_Work instructions:_ Return each of the entries below precisely, with no pictures in the result.

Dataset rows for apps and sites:
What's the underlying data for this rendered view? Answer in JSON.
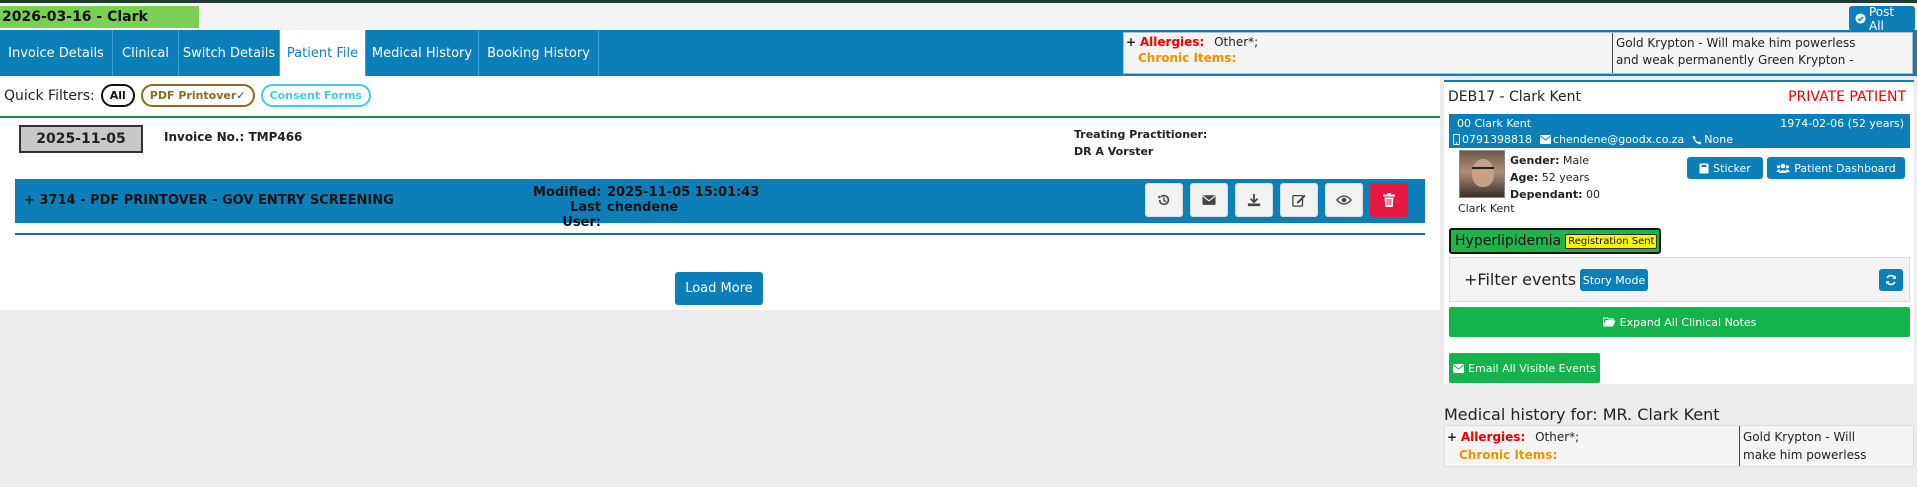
{
  "header": {
    "date_banner": "2026-03-16 - Clark",
    "post_all_label": "Post All"
  },
  "tabs": [
    {
      "label": "Invoice Details"
    },
    {
      "label": "Clinical"
    },
    {
      "label": "Switch Details"
    },
    {
      "label": "Patient File"
    },
    {
      "label": "Medical History"
    },
    {
      "label": "Booking History"
    }
  ],
  "allergy_panel": {
    "plus": "+",
    "allergies_label": "Allergies:",
    "allergies_value": "Other*;",
    "chronic_label": "Chronic Items:",
    "note_line1": "Gold Krypton - Will make him powerless",
    "note_line2": "and weak permanently Green Krypton -"
  },
  "quick_filters": {
    "label": "Quick Filters:",
    "all": "All",
    "pdf": "PDF Printover",
    "pdf_check": "✓",
    "consent": "Consent Forms"
  },
  "invoice": {
    "date": "2025-11-05",
    "invoice_no": "Invoice No.: TMP466",
    "treating_label": "Treating Practitioner:",
    "treating_name": "DR A Vorster"
  },
  "entry": {
    "title": "+ 3714 - PDF PRINTOVER - GOV ENTRY SCREENING",
    "modified_label": "Modified:",
    "modified_value": "2025-11-05 15:01:43",
    "last_user_label": "Last User:",
    "last_user_value": "chendene"
  },
  "load_more_label": "Load More",
  "patient": {
    "title": "DEB17 - Clark Kent",
    "type": "PRIVATE PATIENT",
    "account": "00 Clark Kent",
    "dob": "1974-02-06 (52 years)",
    "phone": "0791398818",
    "email": "chendene@goodx.co.za",
    "other_phone": "None",
    "gender_label": "Gender:",
    "gender": "Male",
    "age_label": "Age:",
    "age": "52 years",
    "dependant_label": "Dependant:",
    "dependant": "00",
    "name": "Clark Kent",
    "sticker_label": "Sticker",
    "dashboard_label": "Patient Dashboard",
    "condition": "Hyperlipidemia",
    "condition_badge": "Registration Sent"
  },
  "filter_events": {
    "label": "+Filter events",
    "story_mode": "Story Mode"
  },
  "expand_label": "Expand All Clinical Notes",
  "email_label": "Email All Visible Events",
  "med_history": {
    "title": "Medical history for: MR. Clark Kent",
    "plus": "+",
    "allergies_label": "Allergies:",
    "allergies_value": "Other*;",
    "chronic_label": "Chronic Items:",
    "note_line1": "Gold Krypton - Will",
    "note_line2": "make him powerless"
  }
}
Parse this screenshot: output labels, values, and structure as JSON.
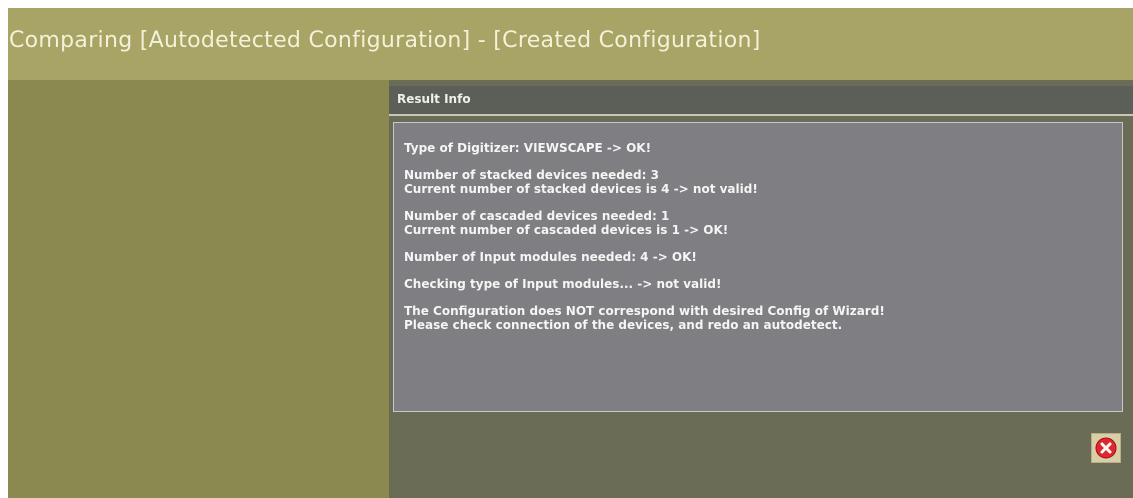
{
  "window": {
    "title": "Comparing [Autodetected Configuration] - [Created Configuration]"
  },
  "result_panel": {
    "header_label": "Result Info",
    "paragraphs": [
      [
        "Type of Digitizer: VIEWSCAPE -> OK!"
      ],
      [
        "Number of stacked devices needed: 3",
        "Current number of stacked devices is 4 -> not valid!"
      ],
      [
        "Number of cascaded devices needed: 1",
        "Current number of cascaded devices is 1 -> OK!"
      ],
      [
        "Number of Input modules needed: 4 -> OK!"
      ],
      [
        "Checking type of Input modules... -> not valid!"
      ],
      [
        "The Configuration does NOT correspond with desired Config of Wizard!",
        "Please check connection of the devices, and redo an autodetect."
      ]
    ]
  },
  "footer": {
    "close_icon": "close-circle-icon"
  },
  "colors": {
    "header_bg": "#a7a466",
    "body_bg": "#8c8950",
    "panel_bg": "#6b6c55",
    "result_bg": "#7f7e82",
    "close_red": "#e0262e"
  }
}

_Task response:_
What's the underlying data for this rendered view? Answer in JSON.
{
  "header": {
    "date_banner": "2026-03-16 - Clark",
    "post_all_label": "Post All"
  },
  "tabs": [
    {
      "label": "Invoice Details"
    },
    {
      "label": "Clinical"
    },
    {
      "label": "Switch Details"
    },
    {
      "label": "Patient File"
    },
    {
      "label": "Medical History"
    },
    {
      "label": "Booking History"
    }
  ],
  "allergy_panel": {
    "plus": "+",
    "allergies_label": "Allergies:",
    "allergies_value": "Other*;",
    "chronic_label": "Chronic Items:",
    "note_line1": "Gold Krypton - Will make him powerless",
    "note_line2": "and weak permanently Green Krypton -"
  },
  "quick_filters": {
    "label": "Quick Filters:",
    "all": "All",
    "pdf": "PDF Printover",
    "pdf_check": "✓",
    "consent": "Consent Forms"
  },
  "invoice": {
    "date": "2025-11-05",
    "invoice_no": "Invoice No.: TMP466",
    "treating_label": "Treating Practitioner:",
    "treating_name": "DR A Vorster"
  },
  "entry": {
    "title": "+ 3714 - PDF PRINTOVER - GOV ENTRY SCREENING",
    "modified_label": "Modified:",
    "modified_value": "2025-11-05 15:01:43",
    "last_user_label": "Last User:",
    "last_user_value": "chendene"
  },
  "load_more_label": "Load More",
  "patient": {
    "title": "DEB17 - Clark Kent",
    "type": "PRIVATE PATIENT",
    "account": "00 Clark Kent",
    "dob": "1974-02-06 (52 years)",
    "phone": "0791398818",
    "email": "chendene@goodx.co.za",
    "other_phone": "None",
    "gender_label": "Gender:",
    "gender": "Male",
    "age_label": "Age:",
    "age": "52 years",
    "dependant_label": "Dependant:",
    "dependant": "00",
    "name": "Clark Kent",
    "sticker_label": "Sticker",
    "dashboard_label": "Patient Dashboard",
    "condition": "Hyperlipidemia",
    "condition_badge": "Registration Sent"
  },
  "filter_events": {
    "label": "+Filter events",
    "story_mode": "Story Mode"
  },
  "expand_label": "Expand All Clinical Notes",
  "email_label": "Email All Visible Events",
  "med_history": {
    "title": "Medical history for: MR. Clark Kent",
    "plus": "+",
    "allergies_label": "Allergies:",
    "allergies_value": "Other*;",
    "chronic_label": "Chronic Items:",
    "note_line1": "Gold Krypton - Will",
    "note_line2": "make him powerless"
  }
}
Parse this screenshot: output labels, values, and structure as JSON.
{
  "window": {
    "title": "Comparing [Autodetected Configuration] - [Created Configuration]"
  },
  "result_panel": {
    "header_label": "Result Info",
    "paragraphs": [
      [
        "Type of Digitizer: VIEWSCAPE -> OK!"
      ],
      [
        "Number of stacked devices needed: 3",
        "Current number of stacked devices is 4 -> not valid!"
      ],
      [
        "Number of cascaded devices needed: 1",
        "Current number of cascaded devices is 1 -> OK!"
      ],
      [
        "Number of Input modules needed: 4 -> OK!"
      ],
      [
        "Checking type of Input modules... -> not valid!"
      ],
      [
        "The Configuration does NOT correspond with desired Config of Wizard!",
        "Please check connection of the devices, and redo an autodetect."
      ]
    ]
  },
  "footer": {
    "close_icon": "close-circle-icon"
  },
  "colors": {
    "header_bg": "#a7a466",
    "body_bg": "#8c8950",
    "panel_bg": "#6b6c55",
    "result_bg": "#7f7e82",
    "close_red": "#e0262e"
  }
}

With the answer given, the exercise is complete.